What to work on
Scan the data below for lines holding the word "this", and copy each line found.

Dataset rows describing interfaces
◇ ◇ ◇

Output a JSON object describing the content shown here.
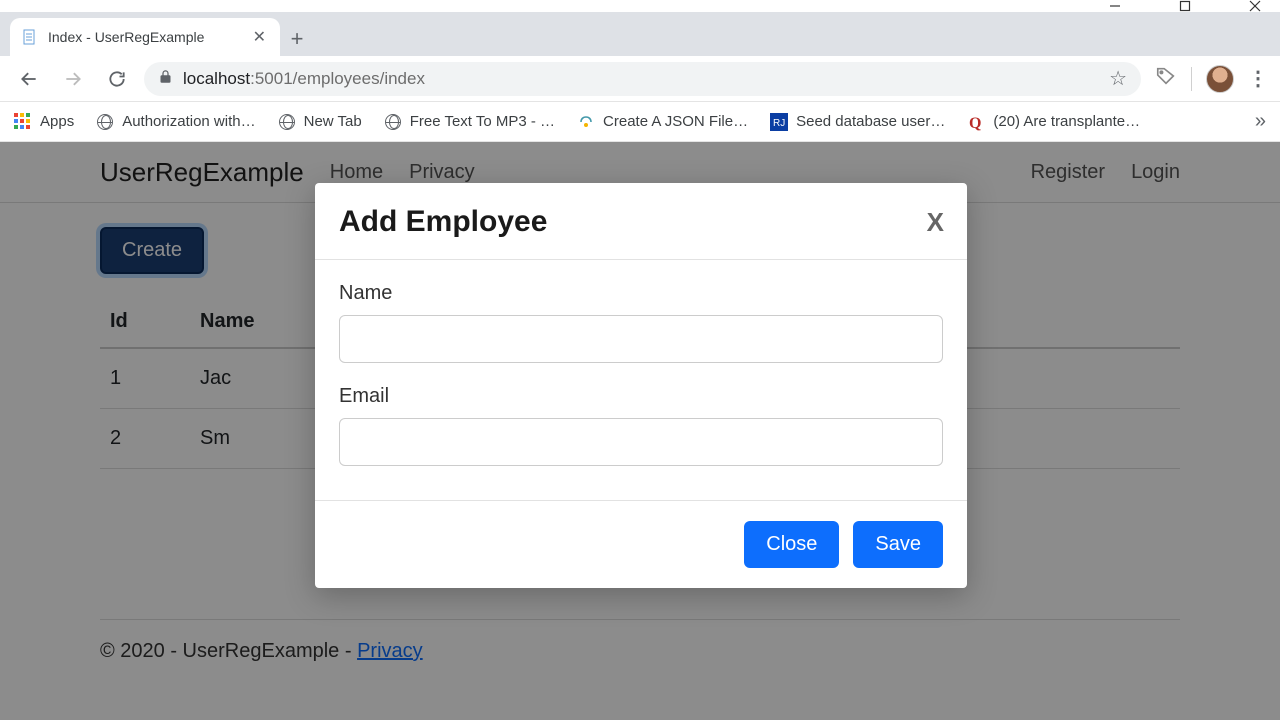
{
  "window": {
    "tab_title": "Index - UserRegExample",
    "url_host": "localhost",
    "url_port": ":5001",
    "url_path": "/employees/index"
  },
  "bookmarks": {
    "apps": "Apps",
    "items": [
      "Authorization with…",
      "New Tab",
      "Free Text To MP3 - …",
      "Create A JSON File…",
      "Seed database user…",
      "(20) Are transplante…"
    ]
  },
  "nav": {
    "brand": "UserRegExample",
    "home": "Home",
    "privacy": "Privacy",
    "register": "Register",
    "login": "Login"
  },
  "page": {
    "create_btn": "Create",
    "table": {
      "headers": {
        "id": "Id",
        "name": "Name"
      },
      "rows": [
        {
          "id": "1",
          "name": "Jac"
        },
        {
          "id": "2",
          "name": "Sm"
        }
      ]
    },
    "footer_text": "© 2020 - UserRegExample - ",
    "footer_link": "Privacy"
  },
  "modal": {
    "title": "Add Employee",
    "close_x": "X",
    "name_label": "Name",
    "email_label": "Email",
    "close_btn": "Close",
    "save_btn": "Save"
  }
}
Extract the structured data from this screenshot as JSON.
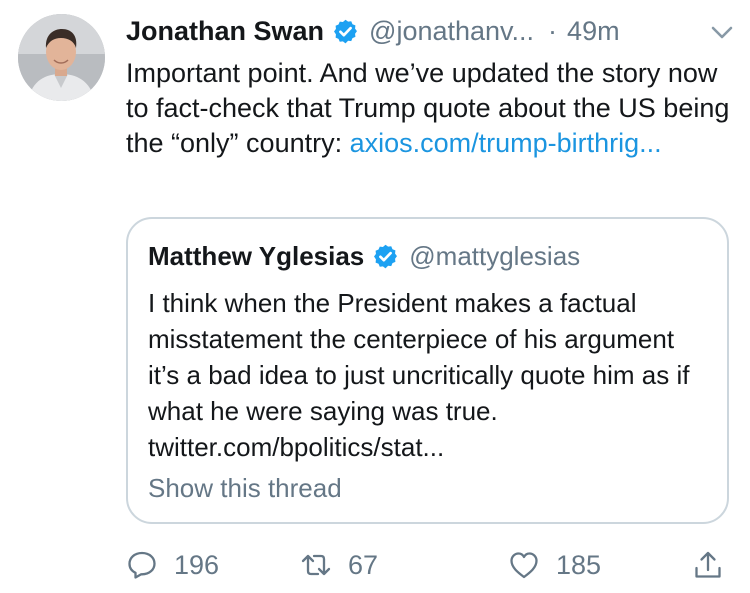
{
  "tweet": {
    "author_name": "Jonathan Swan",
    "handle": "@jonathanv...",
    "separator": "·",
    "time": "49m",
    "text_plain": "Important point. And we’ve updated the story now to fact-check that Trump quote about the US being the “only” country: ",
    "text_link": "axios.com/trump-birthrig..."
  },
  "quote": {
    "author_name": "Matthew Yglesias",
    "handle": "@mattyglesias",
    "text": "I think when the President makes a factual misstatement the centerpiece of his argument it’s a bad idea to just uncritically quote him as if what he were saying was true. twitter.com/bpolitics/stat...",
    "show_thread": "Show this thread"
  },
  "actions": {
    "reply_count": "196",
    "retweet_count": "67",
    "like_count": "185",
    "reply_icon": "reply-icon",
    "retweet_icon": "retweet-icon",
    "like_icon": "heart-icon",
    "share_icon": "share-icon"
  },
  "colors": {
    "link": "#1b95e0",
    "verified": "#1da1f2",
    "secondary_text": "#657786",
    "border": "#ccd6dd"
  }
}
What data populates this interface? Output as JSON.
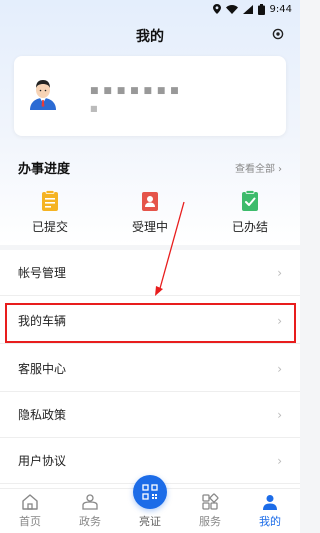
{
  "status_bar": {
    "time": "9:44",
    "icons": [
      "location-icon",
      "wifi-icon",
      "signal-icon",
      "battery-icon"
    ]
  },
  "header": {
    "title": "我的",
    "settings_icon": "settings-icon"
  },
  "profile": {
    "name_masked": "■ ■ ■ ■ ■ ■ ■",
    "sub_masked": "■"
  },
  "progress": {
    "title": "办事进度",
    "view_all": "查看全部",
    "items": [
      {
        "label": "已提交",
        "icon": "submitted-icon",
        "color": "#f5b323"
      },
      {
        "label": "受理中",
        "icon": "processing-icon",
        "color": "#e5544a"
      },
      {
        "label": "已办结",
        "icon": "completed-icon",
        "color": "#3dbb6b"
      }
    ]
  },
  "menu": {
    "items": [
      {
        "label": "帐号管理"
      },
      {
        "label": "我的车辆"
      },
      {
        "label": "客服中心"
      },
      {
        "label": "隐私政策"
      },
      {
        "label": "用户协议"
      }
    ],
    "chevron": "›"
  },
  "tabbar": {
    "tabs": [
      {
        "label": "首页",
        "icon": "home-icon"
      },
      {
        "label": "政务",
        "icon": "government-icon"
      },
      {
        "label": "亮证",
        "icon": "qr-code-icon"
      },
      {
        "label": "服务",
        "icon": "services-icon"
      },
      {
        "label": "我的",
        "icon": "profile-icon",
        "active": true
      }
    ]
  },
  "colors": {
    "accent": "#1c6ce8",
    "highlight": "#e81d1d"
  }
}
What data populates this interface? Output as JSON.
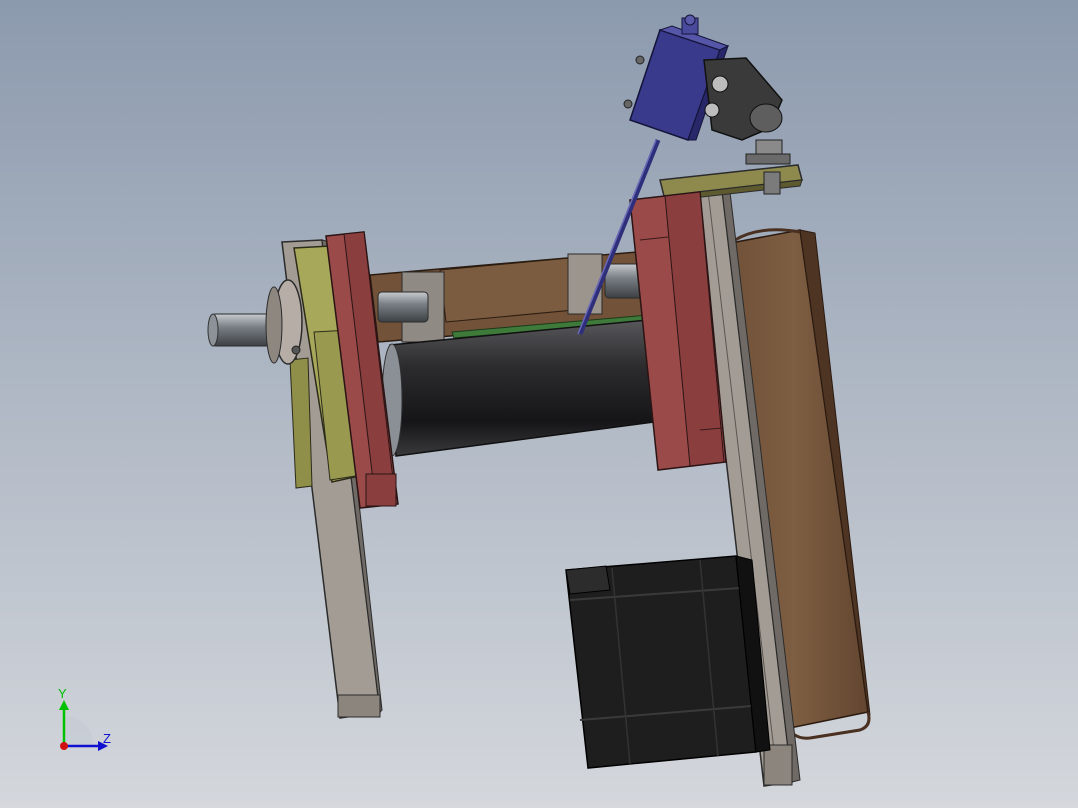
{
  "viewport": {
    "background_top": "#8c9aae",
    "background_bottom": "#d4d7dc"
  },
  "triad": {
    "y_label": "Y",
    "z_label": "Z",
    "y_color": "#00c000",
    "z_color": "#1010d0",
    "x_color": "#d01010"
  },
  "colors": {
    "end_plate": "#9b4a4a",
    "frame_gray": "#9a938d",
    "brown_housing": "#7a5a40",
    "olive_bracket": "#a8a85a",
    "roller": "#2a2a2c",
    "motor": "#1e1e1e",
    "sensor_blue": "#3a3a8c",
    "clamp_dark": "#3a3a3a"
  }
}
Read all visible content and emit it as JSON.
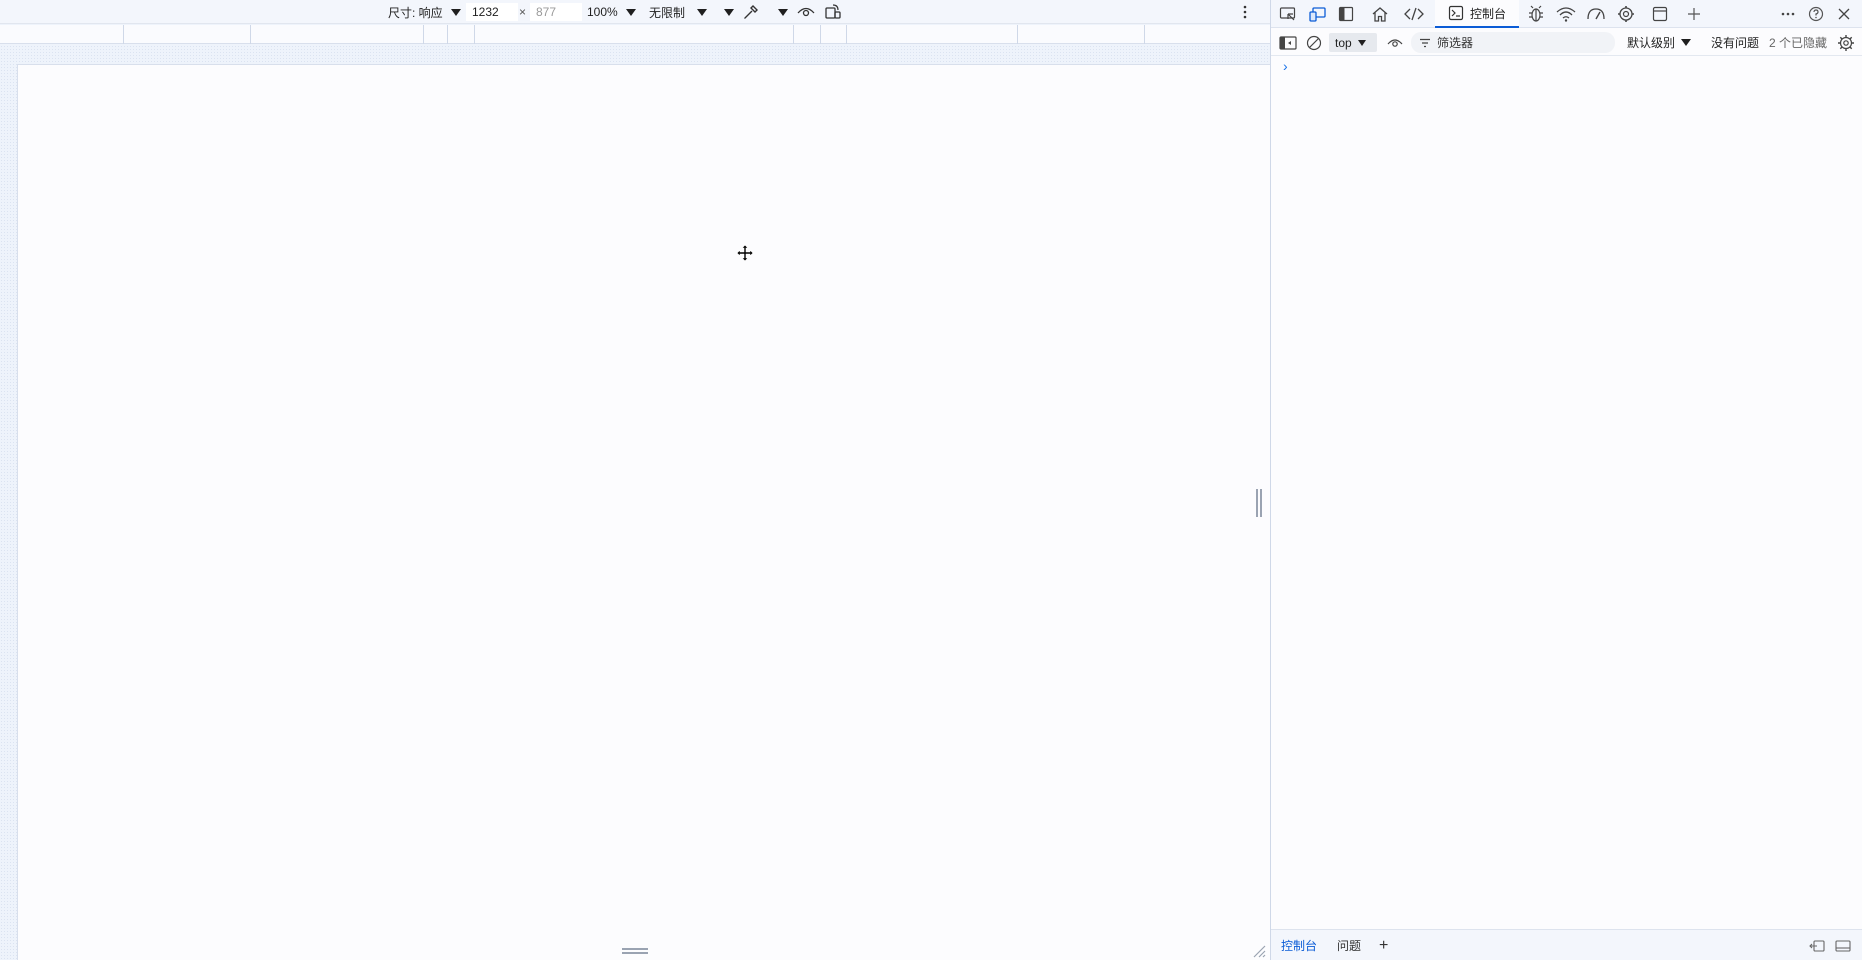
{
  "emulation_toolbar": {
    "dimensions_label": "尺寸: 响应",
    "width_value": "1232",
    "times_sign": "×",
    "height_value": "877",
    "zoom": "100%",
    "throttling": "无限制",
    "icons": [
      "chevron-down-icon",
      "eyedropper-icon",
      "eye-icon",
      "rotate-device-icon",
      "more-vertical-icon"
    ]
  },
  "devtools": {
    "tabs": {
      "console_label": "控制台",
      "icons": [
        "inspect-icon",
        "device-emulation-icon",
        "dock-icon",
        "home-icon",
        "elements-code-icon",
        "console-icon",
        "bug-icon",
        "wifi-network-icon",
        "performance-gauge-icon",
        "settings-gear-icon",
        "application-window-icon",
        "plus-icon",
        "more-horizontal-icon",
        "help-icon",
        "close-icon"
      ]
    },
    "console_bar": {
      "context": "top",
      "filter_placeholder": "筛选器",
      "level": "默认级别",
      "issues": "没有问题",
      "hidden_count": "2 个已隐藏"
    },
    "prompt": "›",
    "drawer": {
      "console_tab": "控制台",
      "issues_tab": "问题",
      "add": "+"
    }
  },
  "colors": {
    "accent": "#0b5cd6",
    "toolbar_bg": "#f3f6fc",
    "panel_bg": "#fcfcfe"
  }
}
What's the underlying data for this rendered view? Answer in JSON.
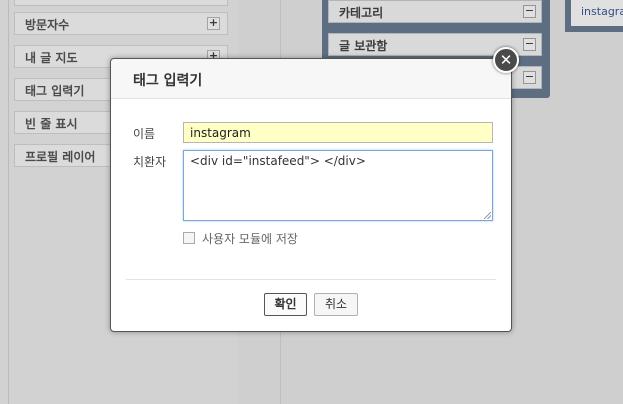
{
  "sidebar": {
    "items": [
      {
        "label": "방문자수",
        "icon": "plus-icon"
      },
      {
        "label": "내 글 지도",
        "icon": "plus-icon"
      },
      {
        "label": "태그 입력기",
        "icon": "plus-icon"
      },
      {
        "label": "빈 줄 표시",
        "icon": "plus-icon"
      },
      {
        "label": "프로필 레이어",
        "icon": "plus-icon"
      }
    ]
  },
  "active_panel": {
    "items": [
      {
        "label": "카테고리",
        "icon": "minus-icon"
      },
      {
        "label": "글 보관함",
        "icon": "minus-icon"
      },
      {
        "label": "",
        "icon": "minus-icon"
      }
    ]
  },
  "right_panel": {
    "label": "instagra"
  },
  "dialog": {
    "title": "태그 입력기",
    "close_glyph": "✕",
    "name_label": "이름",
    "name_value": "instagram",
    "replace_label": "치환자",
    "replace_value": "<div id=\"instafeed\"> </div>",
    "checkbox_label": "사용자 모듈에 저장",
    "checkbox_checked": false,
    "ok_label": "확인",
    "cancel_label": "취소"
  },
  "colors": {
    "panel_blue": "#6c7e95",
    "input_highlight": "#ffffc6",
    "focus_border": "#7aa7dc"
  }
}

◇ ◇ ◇

Answer to the exercise
Extract the structured data from this screenshot as JSON.
    "show_thread": "Show this thread"
What data populates this interface? Output as JSON.
What data populates this interface? Output as JSON.
What's the underlying data for this rendered view? Answer in JSON.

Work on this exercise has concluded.